→ Work required: Within the lines below, find those that hold the string "title" and copy each one.

Source data:
• • •
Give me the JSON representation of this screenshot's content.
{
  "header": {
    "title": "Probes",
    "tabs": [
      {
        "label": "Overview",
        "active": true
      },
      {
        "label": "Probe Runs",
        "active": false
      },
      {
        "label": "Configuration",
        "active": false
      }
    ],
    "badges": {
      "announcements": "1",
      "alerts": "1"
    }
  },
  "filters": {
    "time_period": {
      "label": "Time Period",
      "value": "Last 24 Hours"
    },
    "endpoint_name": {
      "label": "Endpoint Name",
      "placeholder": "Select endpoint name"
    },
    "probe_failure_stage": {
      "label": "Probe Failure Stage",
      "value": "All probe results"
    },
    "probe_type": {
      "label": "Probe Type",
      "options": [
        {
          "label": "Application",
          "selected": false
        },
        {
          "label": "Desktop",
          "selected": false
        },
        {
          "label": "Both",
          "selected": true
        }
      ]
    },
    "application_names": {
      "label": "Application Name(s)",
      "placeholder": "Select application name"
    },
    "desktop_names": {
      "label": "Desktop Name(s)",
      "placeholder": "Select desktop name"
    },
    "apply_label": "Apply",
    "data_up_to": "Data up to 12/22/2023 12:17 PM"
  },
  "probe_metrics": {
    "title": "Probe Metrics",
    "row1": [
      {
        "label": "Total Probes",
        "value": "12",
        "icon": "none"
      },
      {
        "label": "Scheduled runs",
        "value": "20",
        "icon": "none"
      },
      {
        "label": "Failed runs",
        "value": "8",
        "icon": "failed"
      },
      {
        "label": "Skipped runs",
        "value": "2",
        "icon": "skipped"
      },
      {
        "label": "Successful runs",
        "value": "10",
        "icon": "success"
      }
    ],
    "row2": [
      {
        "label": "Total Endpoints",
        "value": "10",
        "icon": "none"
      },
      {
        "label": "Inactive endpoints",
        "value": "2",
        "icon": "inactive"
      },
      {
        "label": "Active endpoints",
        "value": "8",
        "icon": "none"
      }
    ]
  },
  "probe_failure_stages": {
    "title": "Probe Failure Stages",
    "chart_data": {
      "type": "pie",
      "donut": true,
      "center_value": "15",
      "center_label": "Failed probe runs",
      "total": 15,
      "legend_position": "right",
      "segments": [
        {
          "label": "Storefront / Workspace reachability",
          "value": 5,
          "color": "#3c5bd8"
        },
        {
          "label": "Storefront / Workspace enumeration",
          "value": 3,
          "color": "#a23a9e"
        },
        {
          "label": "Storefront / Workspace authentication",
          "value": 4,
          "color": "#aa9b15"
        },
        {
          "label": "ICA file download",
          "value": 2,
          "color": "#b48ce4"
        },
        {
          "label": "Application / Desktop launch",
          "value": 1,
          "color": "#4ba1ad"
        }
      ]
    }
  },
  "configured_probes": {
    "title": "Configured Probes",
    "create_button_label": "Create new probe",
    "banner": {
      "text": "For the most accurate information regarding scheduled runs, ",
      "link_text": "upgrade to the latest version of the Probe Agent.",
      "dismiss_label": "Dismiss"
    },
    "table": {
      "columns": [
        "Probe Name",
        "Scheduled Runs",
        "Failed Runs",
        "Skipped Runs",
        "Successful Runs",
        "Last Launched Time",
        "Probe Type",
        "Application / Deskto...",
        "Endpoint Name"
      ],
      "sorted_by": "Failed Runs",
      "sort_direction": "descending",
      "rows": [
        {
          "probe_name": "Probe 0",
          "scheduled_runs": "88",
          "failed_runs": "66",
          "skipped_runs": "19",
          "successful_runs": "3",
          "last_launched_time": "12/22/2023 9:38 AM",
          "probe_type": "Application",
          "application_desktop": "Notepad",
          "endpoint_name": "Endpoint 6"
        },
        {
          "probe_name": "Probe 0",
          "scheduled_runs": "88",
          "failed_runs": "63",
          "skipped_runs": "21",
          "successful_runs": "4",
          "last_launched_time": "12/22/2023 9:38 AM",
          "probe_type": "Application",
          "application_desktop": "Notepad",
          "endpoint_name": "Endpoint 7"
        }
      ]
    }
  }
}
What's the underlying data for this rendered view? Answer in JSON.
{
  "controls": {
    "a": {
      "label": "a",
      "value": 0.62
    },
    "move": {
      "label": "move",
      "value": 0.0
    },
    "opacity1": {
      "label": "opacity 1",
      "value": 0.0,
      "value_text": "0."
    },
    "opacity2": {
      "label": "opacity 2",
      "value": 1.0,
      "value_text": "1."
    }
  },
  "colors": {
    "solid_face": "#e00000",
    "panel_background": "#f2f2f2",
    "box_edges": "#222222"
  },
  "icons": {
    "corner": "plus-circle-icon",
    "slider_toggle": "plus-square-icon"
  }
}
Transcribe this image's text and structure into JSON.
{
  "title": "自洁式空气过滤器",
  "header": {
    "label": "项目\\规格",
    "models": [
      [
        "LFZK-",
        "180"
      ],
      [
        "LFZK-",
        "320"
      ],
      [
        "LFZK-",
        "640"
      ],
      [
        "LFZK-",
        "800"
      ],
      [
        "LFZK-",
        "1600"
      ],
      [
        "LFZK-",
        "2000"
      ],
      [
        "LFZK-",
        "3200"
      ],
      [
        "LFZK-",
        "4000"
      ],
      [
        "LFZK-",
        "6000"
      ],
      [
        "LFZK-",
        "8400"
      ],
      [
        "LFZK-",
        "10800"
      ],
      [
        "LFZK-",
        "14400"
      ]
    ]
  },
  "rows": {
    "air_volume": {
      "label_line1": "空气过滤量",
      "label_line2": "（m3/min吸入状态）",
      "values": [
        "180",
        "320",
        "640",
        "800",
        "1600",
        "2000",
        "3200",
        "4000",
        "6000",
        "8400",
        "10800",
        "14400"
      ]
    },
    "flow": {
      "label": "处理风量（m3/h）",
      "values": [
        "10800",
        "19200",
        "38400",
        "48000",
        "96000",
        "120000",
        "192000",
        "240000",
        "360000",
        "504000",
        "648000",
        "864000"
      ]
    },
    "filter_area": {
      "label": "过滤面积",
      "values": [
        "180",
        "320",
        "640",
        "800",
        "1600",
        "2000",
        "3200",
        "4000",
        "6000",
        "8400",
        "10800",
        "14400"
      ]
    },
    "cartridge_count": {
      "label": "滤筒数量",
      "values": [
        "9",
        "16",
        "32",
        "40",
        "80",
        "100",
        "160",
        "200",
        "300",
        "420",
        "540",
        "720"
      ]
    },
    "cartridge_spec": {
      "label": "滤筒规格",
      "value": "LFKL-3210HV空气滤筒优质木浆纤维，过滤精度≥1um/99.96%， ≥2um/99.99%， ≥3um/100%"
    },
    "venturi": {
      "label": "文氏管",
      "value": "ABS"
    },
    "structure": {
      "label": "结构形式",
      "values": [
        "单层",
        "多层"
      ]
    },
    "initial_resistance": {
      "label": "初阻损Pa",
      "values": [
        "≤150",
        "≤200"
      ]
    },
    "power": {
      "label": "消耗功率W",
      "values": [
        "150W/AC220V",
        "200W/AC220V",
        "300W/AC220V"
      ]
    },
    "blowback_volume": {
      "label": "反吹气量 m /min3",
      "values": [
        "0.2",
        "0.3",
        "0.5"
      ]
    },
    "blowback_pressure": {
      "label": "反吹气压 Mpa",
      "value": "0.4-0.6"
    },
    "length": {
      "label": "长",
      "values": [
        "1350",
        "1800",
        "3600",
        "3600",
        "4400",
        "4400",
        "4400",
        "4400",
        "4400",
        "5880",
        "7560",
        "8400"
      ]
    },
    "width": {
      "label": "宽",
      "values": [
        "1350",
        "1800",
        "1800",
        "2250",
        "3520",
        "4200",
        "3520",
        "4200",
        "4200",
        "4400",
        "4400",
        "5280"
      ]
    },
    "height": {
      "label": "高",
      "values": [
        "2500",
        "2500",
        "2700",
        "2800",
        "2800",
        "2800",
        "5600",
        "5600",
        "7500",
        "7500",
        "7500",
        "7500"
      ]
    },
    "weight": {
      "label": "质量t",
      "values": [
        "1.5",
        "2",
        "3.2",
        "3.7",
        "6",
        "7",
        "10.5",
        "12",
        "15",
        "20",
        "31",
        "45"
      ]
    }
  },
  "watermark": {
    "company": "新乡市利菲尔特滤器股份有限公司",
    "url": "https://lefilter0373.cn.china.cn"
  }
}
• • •
→ Your response:
    "title": "Probes",
    "title": "Probe Metrics",
    "title": "Probe Failure Stages",
    "title": "Configured Probes",
  "title": "自洁式空气过滤器",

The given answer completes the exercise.